If you’re not a subscriber yet, you can find out what you’re missing out on here.
What good is a car without a road?
If you had the latest Ferrari — say the 488GTB pumping out 661 horsepower — you’d be happy right?
If you answered no, I can take it off your hands.
But assuming you’re happy with your new Italian beast, imagine dropping it down in the middle of the Outback…far from any roads.
OK. It still looks good. But not much use now, is it?
When it comes to the new digital economy, you can think of cryptos as that Ferrari. And blockchain technology — the distributed ledger system — as the roads which enable them to function.
Governments and companies across the globe are actively looking into how to make the most of this technology. Not just for cryptocurrencies, but to enable everything from secure voting to securing health data.
This from CoinDesk:
‘A lawmaker in New York has introduced four bills in an effort to spur research into possible uses for blockchain by the state’s government.
‘The proposed laws from Assemblyman Clyde Vanel (D-33) would establish legal language for the technology (similar to an effort undertaken in Arizona) under state law while also creating studies around its application for local and state elections, including the verification of voter tallies.’
Also from CoinDesk:
‘Finnish communications giant Nokia has announced a new blockchain pilot aimed at developing new ways to store healthcare data…
‘The companies are using a blockchain due to the security features it offers, according to Nokia’s website. The software allows the company to control access to the data being collected, ensuring that only verified parties can access it.’
Big data is a multi-billion-dollar industry. And its value is growing almost as quickly as bitcoin’s price.
Large companies such as Nokia, and the likes of the Government of New York, stand to benefit from the secure, private data transfers enabled by blockchain technology.
But it’s the small companies, those providing unmet demand in this brand new niche market, that could really see their share prices rocket.

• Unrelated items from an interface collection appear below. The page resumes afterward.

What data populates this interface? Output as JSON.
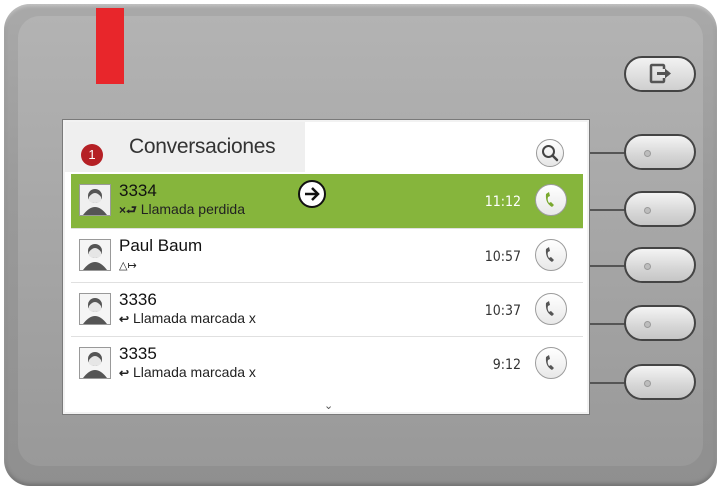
{
  "screen": {
    "badge_count": "1",
    "title": "Conversaciones"
  },
  "rows": [
    {
      "name": "3334",
      "status": "Llamada perdida",
      "status_icon": "missed-call-icon",
      "time": "11:12",
      "active": true
    },
    {
      "name": "Paul Baum",
      "status": "",
      "status_icon": "forwarded-call-icon",
      "time": "10:57",
      "active": false
    },
    {
      "name": "3336",
      "status": "Llamada marcada x",
      "status_icon": "dialed-call-icon",
      "time": "10:37",
      "active": false
    },
    {
      "name": "3335",
      "status": "Llamada marcada x",
      "status_icon": "dialed-call-icon",
      "time": "9:12",
      "active": false
    }
  ],
  "colors": {
    "active_row": "#86b53c",
    "badge": "#b52025",
    "led": "#e8262b"
  }
}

Those are the companies Ryan Dinse keeps on his watchlist over at his small-cap advisory service, Exponential Stock Investor. Companies whose share price could triple or more in short order from what he labels ‘the blockchain collision’.
You can find out all the details from Ryan himself right here.